___ Material supplied ___
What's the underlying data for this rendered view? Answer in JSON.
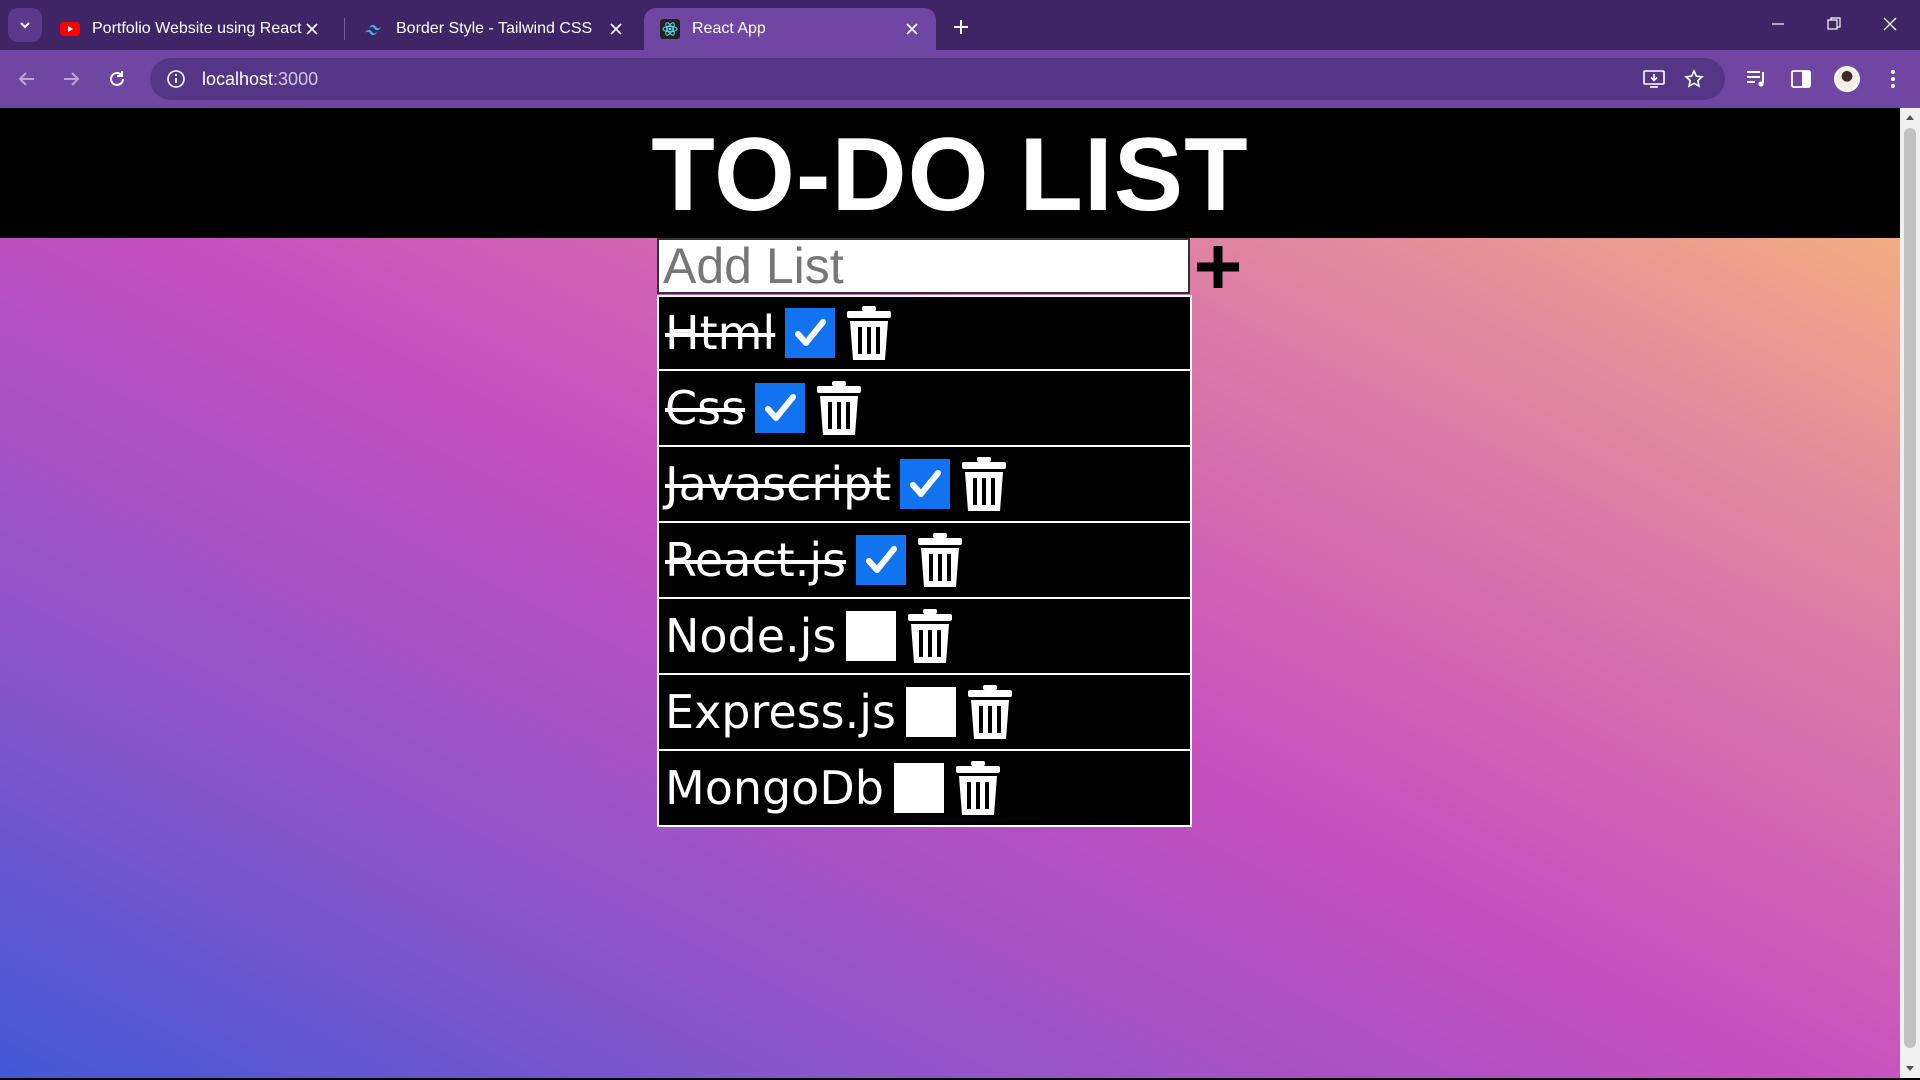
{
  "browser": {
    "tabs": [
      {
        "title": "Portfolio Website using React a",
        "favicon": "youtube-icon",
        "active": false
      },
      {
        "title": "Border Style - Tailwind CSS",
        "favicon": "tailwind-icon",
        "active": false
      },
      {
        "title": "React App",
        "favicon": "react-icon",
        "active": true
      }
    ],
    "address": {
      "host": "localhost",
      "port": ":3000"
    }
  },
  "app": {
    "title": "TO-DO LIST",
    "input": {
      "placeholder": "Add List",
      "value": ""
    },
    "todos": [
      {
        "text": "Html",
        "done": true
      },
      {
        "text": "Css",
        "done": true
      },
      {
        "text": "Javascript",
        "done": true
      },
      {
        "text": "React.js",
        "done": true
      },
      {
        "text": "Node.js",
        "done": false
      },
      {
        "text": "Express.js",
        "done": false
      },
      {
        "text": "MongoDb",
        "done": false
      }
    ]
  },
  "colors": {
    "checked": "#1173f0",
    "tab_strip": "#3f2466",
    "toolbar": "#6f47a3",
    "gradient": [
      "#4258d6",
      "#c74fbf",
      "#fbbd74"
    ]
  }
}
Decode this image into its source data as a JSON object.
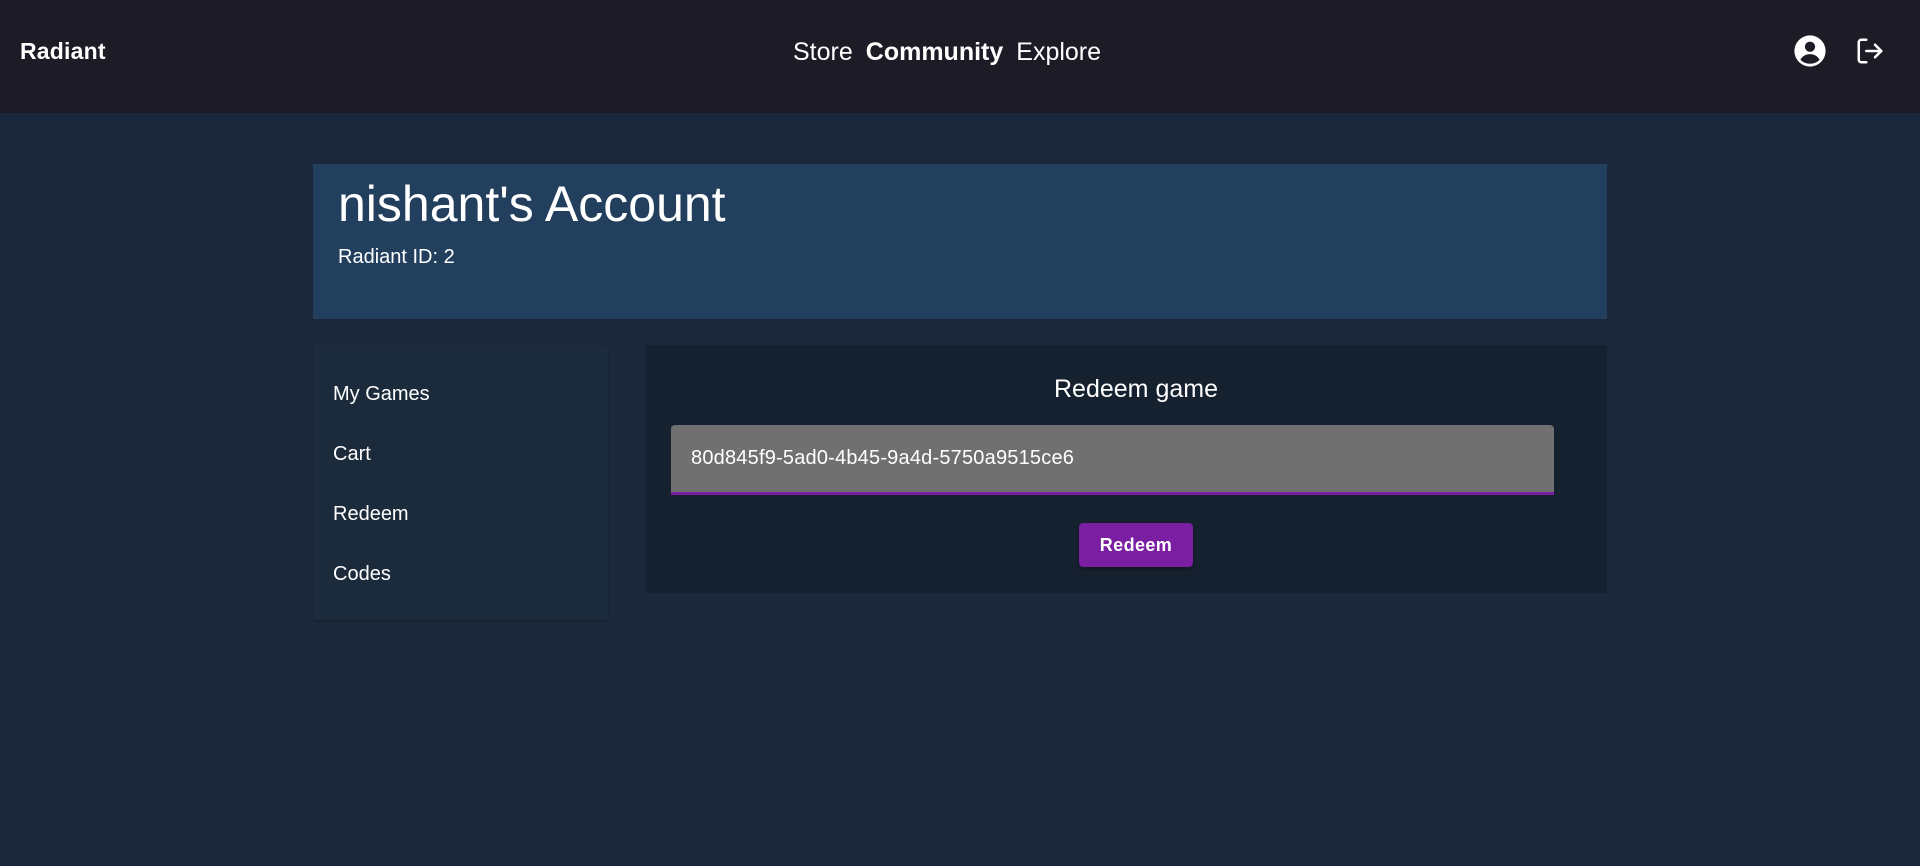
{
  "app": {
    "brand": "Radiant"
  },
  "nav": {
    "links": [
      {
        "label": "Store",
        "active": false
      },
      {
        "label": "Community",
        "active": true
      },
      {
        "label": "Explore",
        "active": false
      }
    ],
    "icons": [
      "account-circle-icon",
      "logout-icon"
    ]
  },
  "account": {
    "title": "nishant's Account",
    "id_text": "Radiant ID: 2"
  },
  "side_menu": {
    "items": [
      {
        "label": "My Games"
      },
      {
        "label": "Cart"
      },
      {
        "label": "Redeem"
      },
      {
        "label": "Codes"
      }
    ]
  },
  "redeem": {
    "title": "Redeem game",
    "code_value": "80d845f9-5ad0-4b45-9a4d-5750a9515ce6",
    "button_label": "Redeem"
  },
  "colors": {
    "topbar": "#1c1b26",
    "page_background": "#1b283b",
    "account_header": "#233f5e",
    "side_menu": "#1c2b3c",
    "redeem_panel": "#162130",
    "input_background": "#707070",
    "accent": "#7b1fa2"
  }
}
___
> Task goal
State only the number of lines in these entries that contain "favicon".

> Result for this task
3